§ **Given information**

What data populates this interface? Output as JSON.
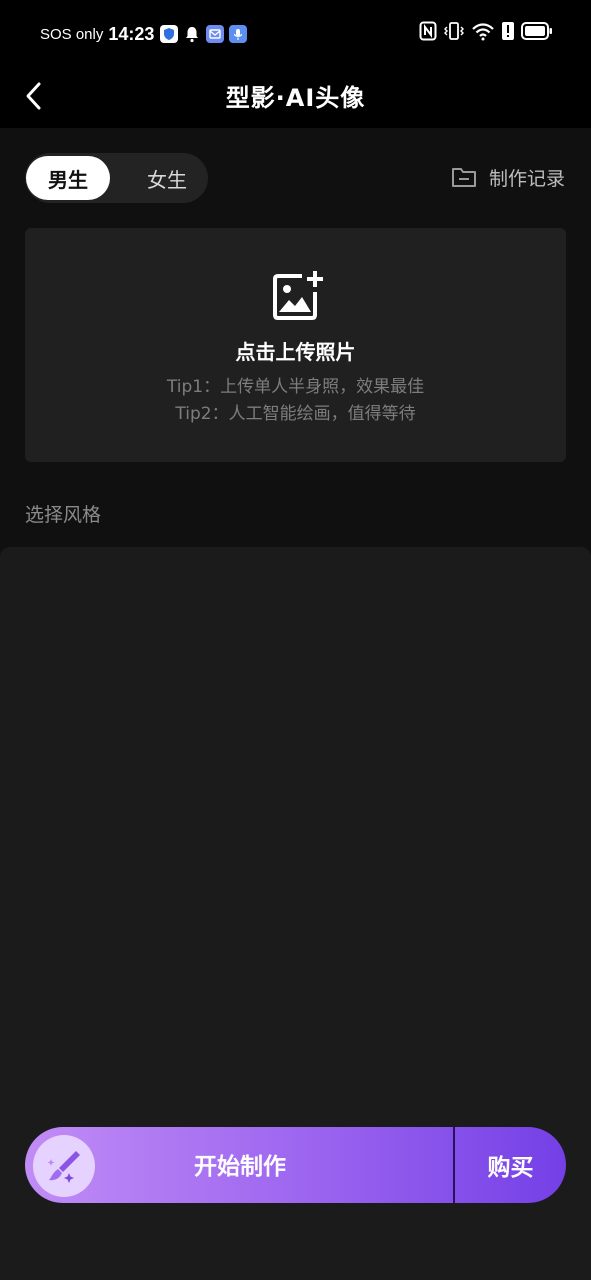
{
  "status_bar": {
    "carrier": "SOS only",
    "time": "14:23",
    "icons": [
      "shield-app-icon",
      "bell-icon",
      "mail-app-icon",
      "mic-app-icon",
      "nfc-icon",
      "vibrate-icon",
      "wifi-icon",
      "alert-icon",
      "battery-icon"
    ]
  },
  "header": {
    "title": "型影·AI头像"
  },
  "gender": {
    "male_label": "男生",
    "female_label": "女生",
    "selected": "男生"
  },
  "history": {
    "label": "制作记录"
  },
  "upload": {
    "title": "点击上传照片",
    "tip1": "Tip1：上传单人半身照，效果最佳",
    "tip2": "Tip2：人工智能绘画，值得等待"
  },
  "style_section": {
    "label": "选择风格"
  },
  "actions": {
    "start_label": "开始制作",
    "buy_label": "购买"
  },
  "colors": {
    "accent_start": "#c18cf6",
    "accent_end": "#7440e6",
    "background": "#101010",
    "card": "#202020"
  }
}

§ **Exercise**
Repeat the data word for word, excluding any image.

§ **Answer for the task**
What data populates this interface? Output as JSON.
{
  "status_bar": {
    "carrier": "SOS only",
    "time": "14:23",
    "icons": [
      "shield-app-icon",
      "bell-icon",
      "mail-app-icon",
      "mic-app-icon",
      "nfc-icon",
      "vibrate-icon",
      "wifi-icon",
      "alert-icon",
      "battery-icon"
    ]
  },
  "header": {
    "title": "型影·AI头像"
  },
  "gender": {
    "male_label": "男生",
    "female_label": "女生",
    "selected": "男生"
  },
  "history": {
    "label": "制作记录"
  },
  "upload": {
    "title": "点击上传照片",
    "tip1": "Tip1：上传单人半身照，效果最佳",
    "tip2": "Tip2：人工智能绘画，值得等待"
  },
  "style_section": {
    "label": "选择风格"
  },
  "actions": {
    "start_label": "开始制作",
    "buy_label": "购买"
  },
  "colors": {
    "accent_start": "#c18cf6",
    "accent_end": "#7440e6",
    "background": "#101010",
    "card": "#202020"
  }
}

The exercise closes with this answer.